What does the word “sustainable” mean to you?
Safe, renewing rather than depleting, clean and hopeful.
What message do you have for people who want to become activists?
Do it now! Don’t wait. Find great people to do it with. Have fun. Do it for the long haul, not just the quick fix.
Who is an eco warrior in your life (a person who inspires you, who you look up to)?
I was going to say Jane Goodall or Rachel Carson, but in MY life… I’d have to say my teenage daughter. She cares about marine conservation to the point where she dives with sharks and advocates for their protection… and participates in Dive Against Debris clean-ups.
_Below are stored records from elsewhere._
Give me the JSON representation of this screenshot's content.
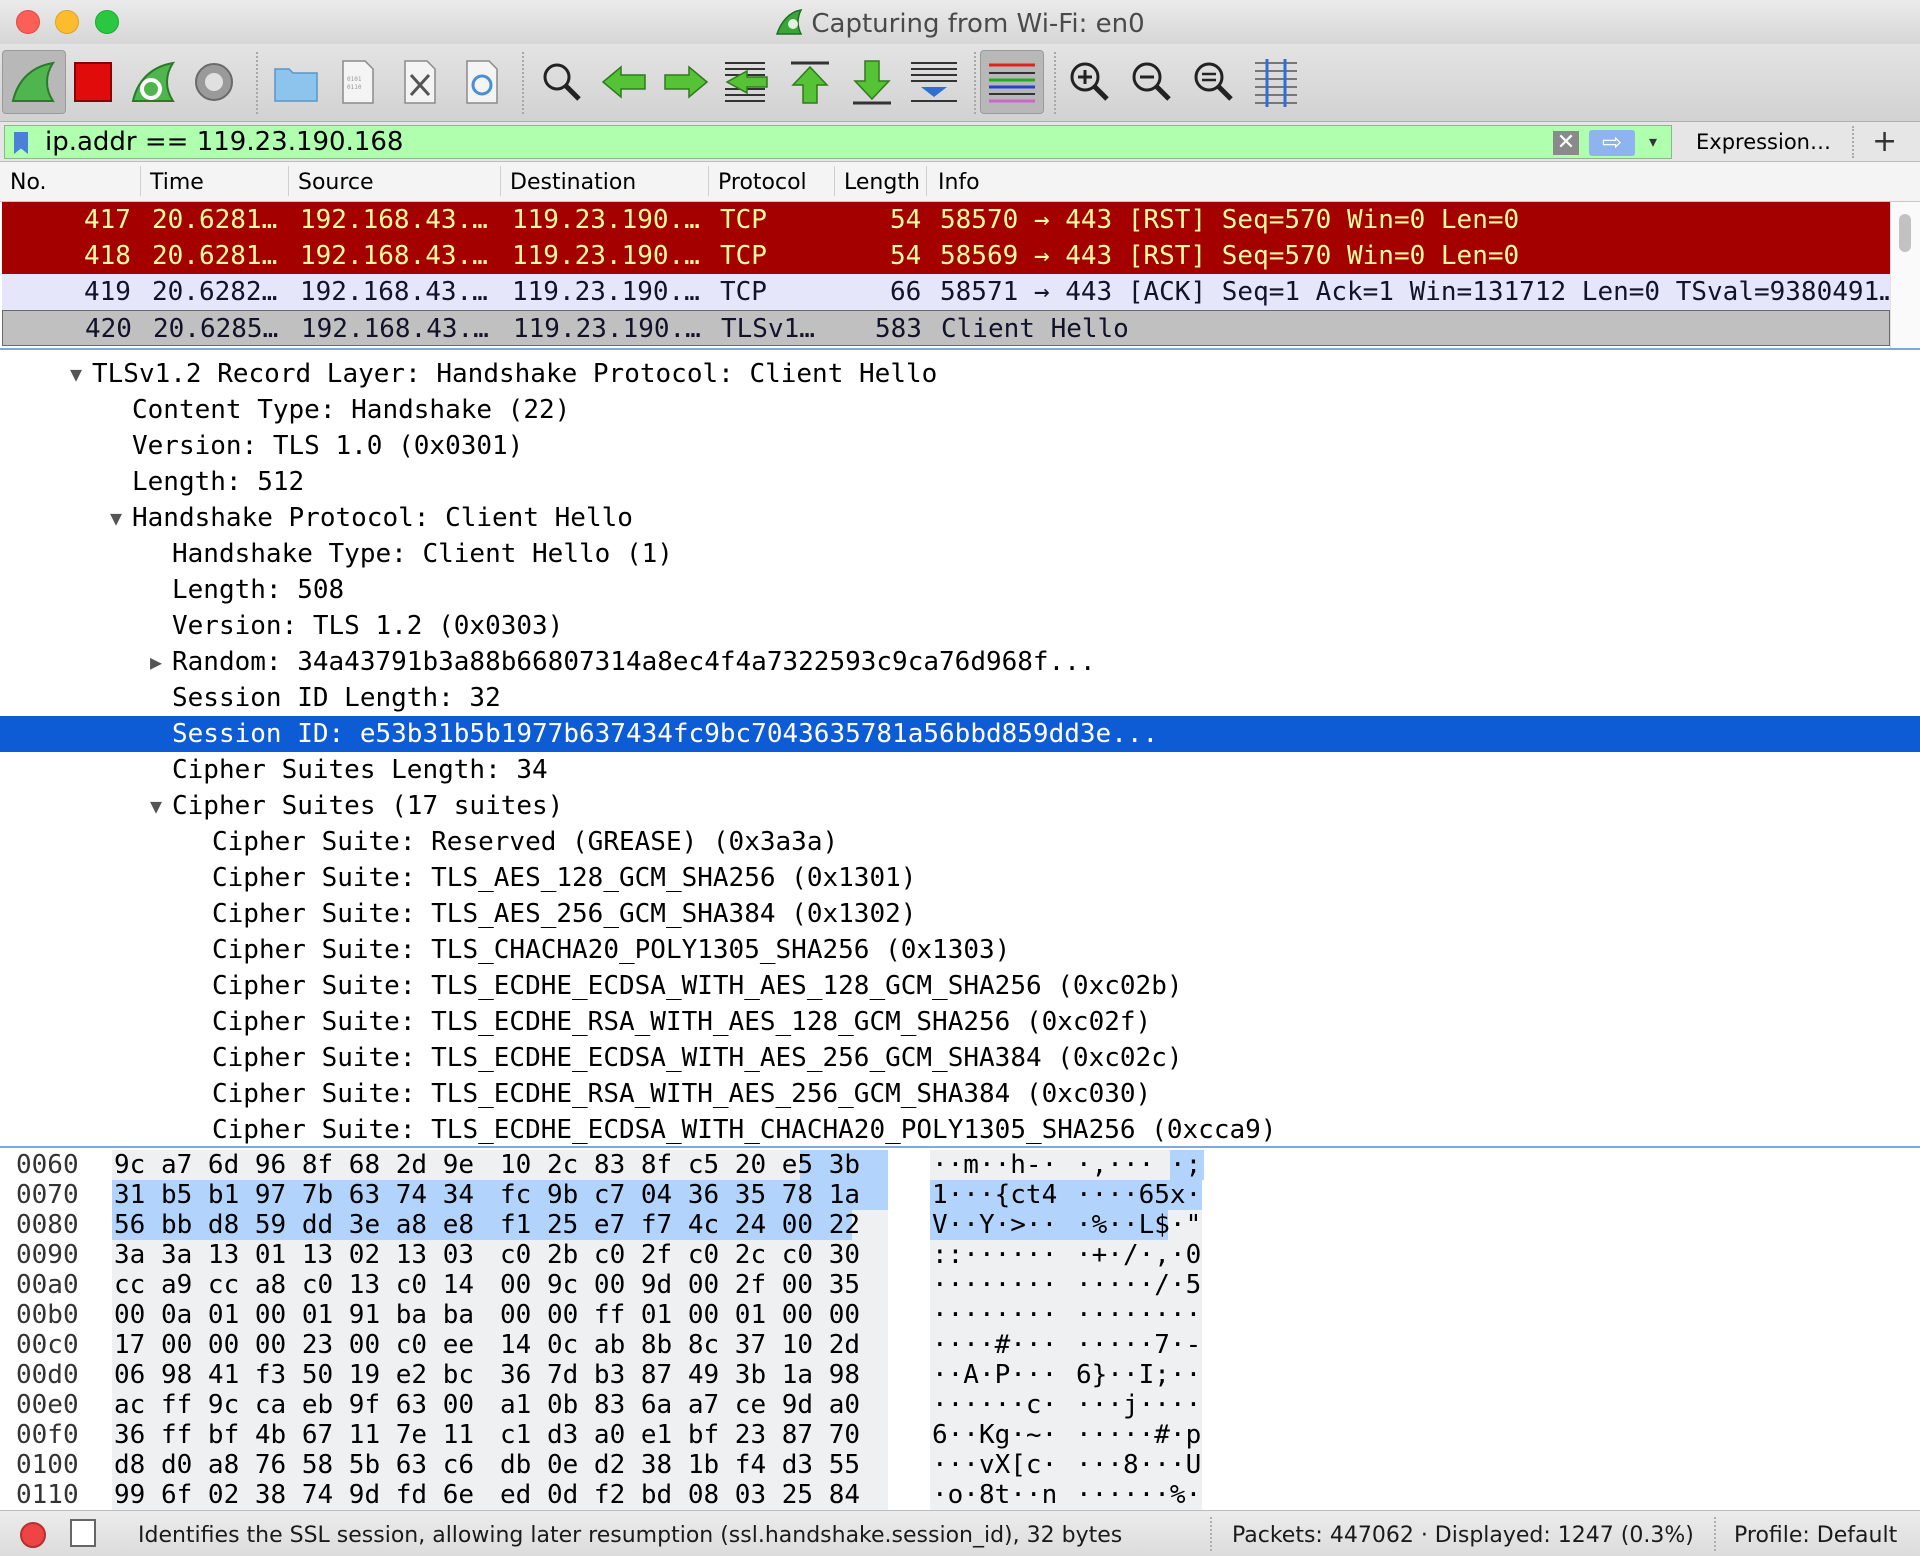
{
  "window": {
    "title": "Capturing from Wi-Fi: en0"
  },
  "toolbar": {
    "buttons": [
      "start-capture",
      "stop-capture",
      "restart-capture",
      "capture-options",
      "open-file",
      "save-file",
      "close-file",
      "reload-file",
      "find-packet",
      "go-back",
      "go-forward",
      "go-to-packet",
      "go-first",
      "go-last",
      "auto-scroll",
      "colorize",
      "zoom-in",
      "zoom-out",
      "normal-size",
      "resize-columns"
    ]
  },
  "filter": {
    "value": "ip.addr == 119.23.190.168",
    "expression_label": "Expression…",
    "add_label": "+",
    "clear_glyph": "✕",
    "apply_glyph": "⇨",
    "dropdown_glyph": "▾",
    "bg_color": "#afffaf"
  },
  "packet_list": {
    "headers": [
      "No.",
      "Time",
      "Source",
      "Destination",
      "Protocol",
      "Length",
      "Info"
    ],
    "rows": [
      {
        "no": "417",
        "time": "20.6281…",
        "src": "192.168.43.…",
        "dst": "119.23.190.…",
        "proto": "TCP",
        "len": "54",
        "info": "58570 → 443 [RST] Seq=570 Win=0 Len=0"
      },
      {
        "no": "418",
        "time": "20.6281…",
        "src": "192.168.43.…",
        "dst": "119.23.190.…",
        "proto": "TCP",
        "len": "54",
        "info": "58569 → 443 [RST] Seq=570 Win=0 Len=0"
      },
      {
        "no": "419",
        "time": "20.6282…",
        "src": "192.168.43.…",
        "dst": "119.23.190.…",
        "proto": "TCP",
        "len": "66",
        "info": "58571 → 443 [ACK] Seq=1 Ack=1 Win=131712 Len=0 TSval=9380491…"
      },
      {
        "no": "420",
        "time": "20.6285…",
        "src": "192.168.43.…",
        "dst": "119.23.190.…",
        "proto": "TLSv1…",
        "len": "583",
        "info": "Client Hello"
      }
    ],
    "colors": {
      "rst_bg": "#a40000",
      "rst_fg": "#fffc9c",
      "ack_bg": "#e6e6fa",
      "hello_bg": "#c0c0c0"
    }
  },
  "details": {
    "rows": [
      {
        "arrow": "▼",
        "text": "TLSv1.2 Record Layer: Handshake Protocol: Client Hello"
      },
      {
        "arrow": "",
        "text": "Content Type: Handshake (22)"
      },
      {
        "arrow": "",
        "text": "Version: TLS 1.0 (0x0301)"
      },
      {
        "arrow": "",
        "text": "Length: 512"
      },
      {
        "arrow": "▼",
        "text": "Handshake Protocol: Client Hello"
      },
      {
        "arrow": "",
        "text": "Handshake Type: Client Hello (1)"
      },
      {
        "arrow": "",
        "text": "Length: 508"
      },
      {
        "arrow": "",
        "text": "Version: TLS 1.2 (0x0303)"
      },
      {
        "arrow": "▶",
        "text": "Random: 34a43791b3a88b66807314a8ec4f4a7322593c9ca76d968f..."
      },
      {
        "arrow": "",
        "text": "Session ID Length: 32"
      },
      {
        "arrow": "",
        "text": "Session ID: e53b31b5b1977b637434fc9bc7043635781a56bbd859dd3e..."
      },
      {
        "arrow": "",
        "text": "Cipher Suites Length: 34"
      },
      {
        "arrow": "▼",
        "text": "Cipher Suites (17 suites)"
      },
      {
        "arrow": "",
        "text": "Cipher Suite: Reserved (GREASE) (0x3a3a)"
      },
      {
        "arrow": "",
        "text": "Cipher Suite: TLS_AES_128_GCM_SHA256 (0x1301)"
      },
      {
        "arrow": "",
        "text": "Cipher Suite: TLS_AES_256_GCM_SHA384 (0x1302)"
      },
      {
        "arrow": "",
        "text": "Cipher Suite: TLS_CHACHA20_POLY1305_SHA256 (0x1303)"
      },
      {
        "arrow": "",
        "text": "Cipher Suite: TLS_ECDHE_ECDSA_WITH_AES_128_GCM_SHA256 (0xc02b)"
      },
      {
        "arrow": "",
        "text": "Cipher Suite: TLS_ECDHE_RSA_WITH_AES_128_GCM_SHA256 (0xc02f)"
      },
      {
        "arrow": "",
        "text": "Cipher Suite: TLS_ECDHE_ECDSA_WITH_AES_256_GCM_SHA384 (0xc02c)"
      },
      {
        "arrow": "",
        "text": "Cipher Suite: TLS_ECDHE_RSA_WITH_AES_256_GCM_SHA384 (0xc030)"
      },
      {
        "arrow": "",
        "text": "Cipher Suite: TLS_ECDHE_ECDSA_WITH_CHACHA20_POLY1305_SHA256 (0xcca9)"
      }
    ],
    "selected_text": "Session ID: e53b31b5b1977b637434fc9bc7043635781a56bbd859dd3e...",
    "selection_color": "#0e5bd6"
  },
  "hex": {
    "rows": [
      {
        "offset": "0060",
        "hex1": "9c a7 6d 96 8f 68 2d 9e",
        "hex2": "10 2c 83 8f c5 20 e5 3b",
        "ascii1": "··m··h-·",
        "ascii2": "·,··· ·;"
      },
      {
        "offset": "0070",
        "hex1": "31 b5 b1 97 7b 63 74 34",
        "hex2": "fc 9b c7 04 36 35 78 1a",
        "ascii1": "1···{ct4",
        "ascii2": "····65x·"
      },
      {
        "offset": "0080",
        "hex1": "56 bb d8 59 dd 3e a8 e8",
        "hex2": "f1 25 e7 f7 4c 24 00 22",
        "ascii1": "V··Y·>··",
        "ascii2": "·%··L$·\""
      },
      {
        "offset": "0090",
        "hex1": "3a 3a 13 01 13 02 13 03",
        "hex2": "c0 2b c0 2f c0 2c c0 30",
        "ascii1": "::······",
        "ascii2": "·+·/·,·0"
      },
      {
        "offset": "00a0",
        "hex1": "cc a9 cc a8 c0 13 c0 14",
        "hex2": "00 9c 00 9d 00 2f 00 35",
        "ascii1": "········",
        "ascii2": "·····/·5"
      },
      {
        "offset": "00b0",
        "hex1": "00 0a 01 00 01 91 ba ba",
        "hex2": "00 00 ff 01 00 01 00 00",
        "ascii1": "········",
        "ascii2": "········"
      },
      {
        "offset": "00c0",
        "hex1": "17 00 00 00 23 00 c0 ee",
        "hex2": "14 0c ab 8b 8c 37 10 2d",
        "ascii1": "····#···",
        "ascii2": "·····7·-"
      },
      {
        "offset": "00d0",
        "hex1": "06 98 41 f3 50 19 e2 bc",
        "hex2": "36 7d b3 87 49 3b 1a 98",
        "ascii1": "··A·P···",
        "ascii2": "6}··I;··"
      },
      {
        "offset": "00e0",
        "hex1": "ac ff 9c ca eb 9f 63 00",
        "hex2": "a1 0b 83 6a a7 ce 9d a0",
        "ascii1": "······c·",
        "ascii2": "···j····"
      },
      {
        "offset": "00f0",
        "hex1": "36 ff bf 4b 67 11 7e 11",
        "hex2": "c1 d3 a0 e1 bf 23 87 70",
        "ascii1": "6··Kg·~·",
        "ascii2": "·····#·p"
      },
      {
        "offset": "0100",
        "hex1": "d8 d0 a8 76 58 5b 63 c6",
        "hex2": "db 0e d2 38 1b f4 d3 55",
        "ascii1": "···vX[c·",
        "ascii2": "···8···U"
      },
      {
        "offset": "0110",
        "hex1": "99 6f 02 38 74 9d fd 6e",
        "hex2": "ed 0d f2 bd 08 03 25 84",
        "ascii1": "·o·8t··n",
        "ascii2": "······%·"
      }
    ],
    "highlight_color": "#b2d3fc"
  },
  "status": {
    "message": "Identifies the SSL session, allowing later resumption (ssl.handshake.session_id), 32 bytes",
    "packets": "Packets: 447062 · Displayed: 1247 (0.3%)",
    "profile": "Profile: Default"
  }
}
She heads her high school outdoors club and is part of the generation that gives me hope that we can address the climate crisis in time.
How are you an Eco Warrior?
I’m an Eco Warrior when I stand with local indigenous, faith, youth and environmental leaders to block a dirty pipeline in Minnesota or protest the border wall cutting through a butterfly sanctuary, a birding paradise and local communities in South Texas; when I meet with an investment bank’s sustainability director, corporate secretary and general counsel to discuss why Arctic drilling is a bad and risky investment; when I knock on doors for a climate champion and then hold that newly elected politician accountable… and when I talk with Sierra Club activists, the people at my dad’s retirement home or my daughter’s school about about how they are Eco Warriors too.
My mission is…A fair and just transition to a clean energy economy. Access to clean air, water, nature, and politics; good jobs and safe communities for all.